Unfortunately, that's not the only thing our poor sweetheart has been given.  The heart in our dear baby is 3-4 times larger than it should be.  It's working MUCH too hard, and as a result (maybe?  We're not sure) isn't pumping and beating properly.  Over a doppler it sounds great, which is why we never had any suspicion that anything would be wrong.  However, on the ultrasound it shows the detail, which is worrisome.

At this point we're not sure when (because it probably is a matter of when) our baby's heart will give out.  When it will eventual wear itself out.

We hope and pray for a chance to meet this baby for a few moments, but ultimately, this baby is too perfect for this world, and will not be around very long, if at all.  Our options are few at this time: 1-induce at anytime. 2-wait until I go into natural labor, which has the risks of our baby already having died, or possibly die during the birth. I have an anterior placenta which limits the csection option, and I've been told (while pregnant with Martin) the way my throat is formed I would most likely have to be completely knocked out for a csection.  Which means if our baby were born alive and lived for a very short time, I might not be awake enough to remember it.  NOT an option. We're praying for guidance to help us make the best decision for our baby and for us.

Yes, our hearts are breaking.  Yes, we cry every day, at almost every thought of our baby.  Yes, I still can't fathom the idea that I will be burying my child, buying a casket instead of a carseat, planning for a funeral instead of a baby shower. It's something I never imagined we'd have to go through.

There are millions of thoughts rolling through my head at any given moment.  Different things about different aspects of this situation.  Every day I thank Matt for marrying me in the temple, so our family can be together forever and we will get a chance to be with our sweet baby in the next life.  I think about how much I can cram into the short precious time we'll have together.  How many memories we can make with our baby. I often rage in my head about why we have to go through this, after all we've already gone through to get Martin here safely.
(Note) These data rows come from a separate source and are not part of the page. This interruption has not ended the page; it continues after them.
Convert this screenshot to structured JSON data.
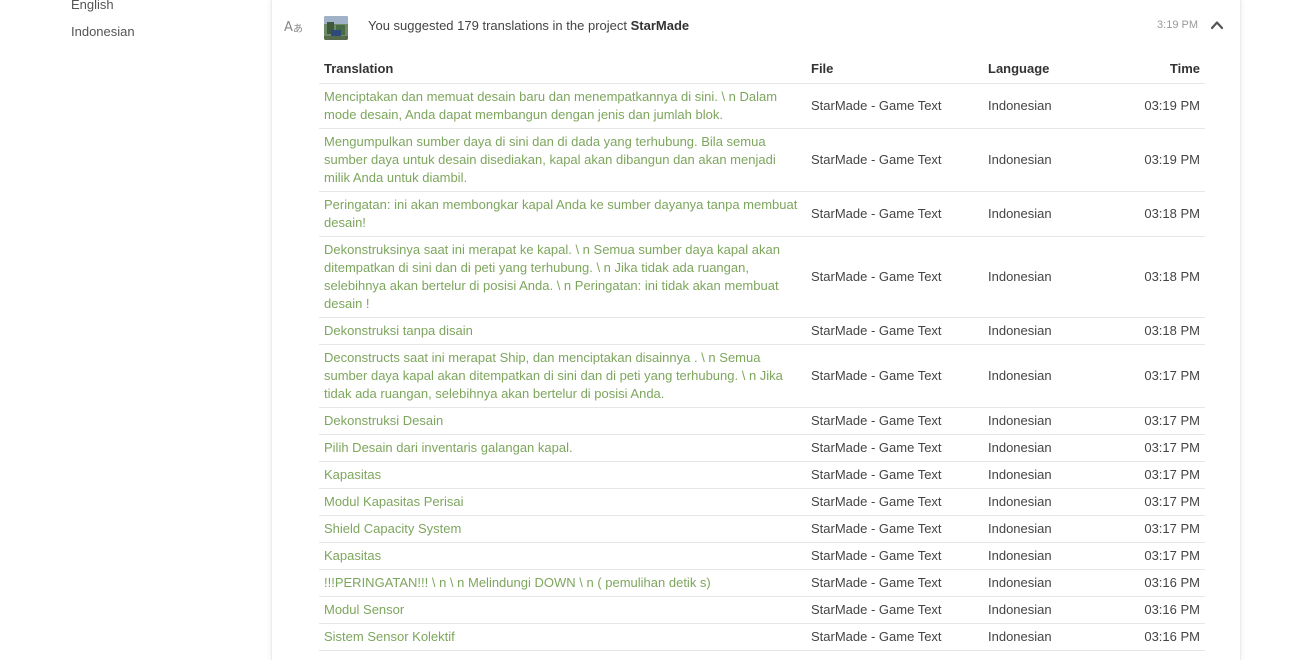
{
  "sidebar": {
    "languages": [
      "English",
      "Indonesian"
    ]
  },
  "activity": {
    "icon": "translate-icon",
    "summary_prefix": "You suggested 179 translations in the project",
    "project_name": "StarMade",
    "time": "3:19 PM",
    "collapse_icon": "chevron-up-icon"
  },
  "table": {
    "headers": {
      "translation": "Translation",
      "file": "File",
      "language": "Language",
      "time": "Time"
    },
    "rows": [
      {
        "translation": "Menciptakan dan memuat desain baru dan menempatkannya di sini. \\ n Dalam mode desain, Anda dapat membangun dengan jenis dan jumlah blok.",
        "file": "StarMade - Game Text",
        "language": "Indonesian",
        "time": "03:19 PM"
      },
      {
        "translation": "Mengumpulkan sumber daya di sini dan di dada yang terhubung. Bila semua sumber daya untuk desain disediakan, kapal akan dibangun dan akan menjadi milik Anda untuk diambil.",
        "file": "StarMade - Game Text",
        "language": "Indonesian",
        "time": "03:19 PM"
      },
      {
        "translation": "Peringatan: ini akan membongkar kapal Anda ke sumber dayanya tanpa membuat desain!",
        "file": "StarMade - Game Text",
        "language": "Indonesian",
        "time": "03:18 PM"
      },
      {
        "translation": "Dekonstruksinya saat ini merapat ke kapal. \\ n Semua sumber daya kapal akan ditempatkan di sini dan di peti yang terhubung. \\ n Jika tidak ada ruangan, selebihnya akan bertelur di posisi Anda. \\ n Peringatan: ini tidak akan membuat desain !",
        "file": "StarMade - Game Text",
        "language": "Indonesian",
        "time": "03:18 PM"
      },
      {
        "translation": "Dekonstruksi tanpa disain",
        "file": "StarMade - Game Text",
        "language": "Indonesian",
        "time": "03:18 PM"
      },
      {
        "translation": "Deconstructs saat ini merapat Ship, dan menciptakan disainnya . \\ n Semua sumber daya kapal akan ditempatkan di sini dan di peti yang terhubung. \\ n Jika tidak ada ruangan, selebihnya akan bertelur di posisi Anda.",
        "file": "StarMade - Game Text",
        "language": "Indonesian",
        "time": "03:17 PM"
      },
      {
        "translation": "Dekonstruksi Desain",
        "file": "StarMade - Game Text",
        "language": "Indonesian",
        "time": "03:17 PM"
      },
      {
        "translation": "Pilih Desain dari inventaris galangan kapal.",
        "file": "StarMade - Game Text",
        "language": "Indonesian",
        "time": "03:17 PM"
      },
      {
        "translation": "Kapasitas",
        "file": "StarMade - Game Text",
        "language": "Indonesian",
        "time": "03:17 PM"
      },
      {
        "translation": "Modul Kapasitas Perisai",
        "file": "StarMade - Game Text",
        "language": "Indonesian",
        "time": "03:17 PM"
      },
      {
        "translation": "Shield Capacity System",
        "file": "StarMade - Game Text",
        "language": "Indonesian",
        "time": "03:17 PM"
      },
      {
        "translation": "Kapasitas",
        "file": "StarMade - Game Text",
        "language": "Indonesian",
        "time": "03:17 PM"
      },
      {
        "translation": "!!!PERINGATAN!!! \\ n \\ n Melindungi DOWN \\ n ( pemulihan detik s)",
        "file": "StarMade - Game Text",
        "language": "Indonesian",
        "time": "03:16 PM"
      },
      {
        "translation": "Modul Sensor",
        "file": "StarMade - Game Text",
        "language": "Indonesian",
        "time": "03:16 PM"
      },
      {
        "translation": "Sistem Sensor Kolektif",
        "file": "StarMade - Game Text",
        "language": "Indonesian",
        "time": "03:16 PM"
      }
    ]
  },
  "colors": {
    "link_green": "#7da65d",
    "divider": "#e6e6e6",
    "muted_text": "#999999"
  }
}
I sob about how I can't let this little one go, that this is a trial I don't think I'll get through.  I pray for a miracle that the kidney's will magically appear and our baby will be just fine.  I feel like this isn't happening to us, it's just a dream I'm going to wake up from.  Random things trigger me, and I've had to walk out of stores trying to control my tears until I get to the safety of my car and can sob alone.

We're trying to make the best of a horrible situation.  There was nothing we could have done to prevent it, and nothing we can do to fix it.  But we can prepare, which many families don't even get the chance to.  It's hard to be grateful for something so sad, but we're grateful for that.  We know any time we're blessed to receive is precious.  We realize how wonderful our two children are even more than before.  But we're grieving.  We're struggling.  We want to crawl into bed and just hide.
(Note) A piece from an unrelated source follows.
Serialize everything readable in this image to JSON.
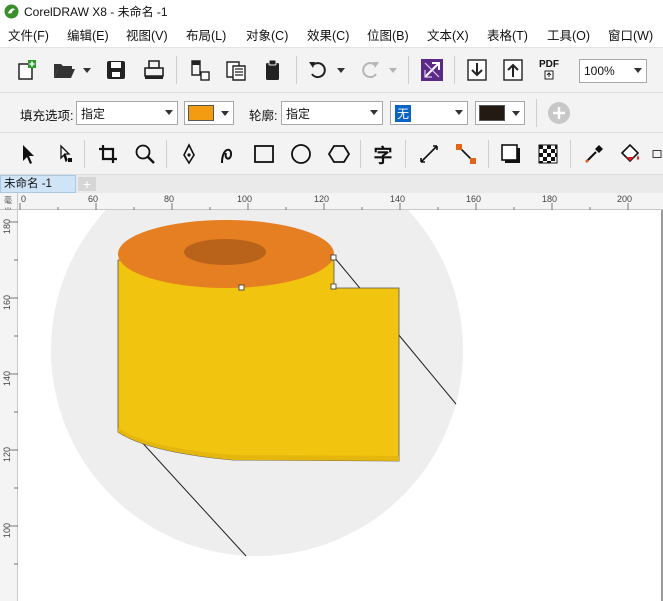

We appreciate the love and support from our family and friends right now, we appreciate the emails and messages.  Please understand if it takes us time to respond, or if we don't respond as all.  The gesture means more to us than you realize, it's just a hard thing to respond to.  And please forgive me as I often forget that other people will want to grieve as well.  Part of me just wants to be selfish, and I'm trying to remember that others love this baby too.  

Here are some resources for those who are interested. (this is a site put together by a new friend of mine, (information relating to Potter's Syndrome)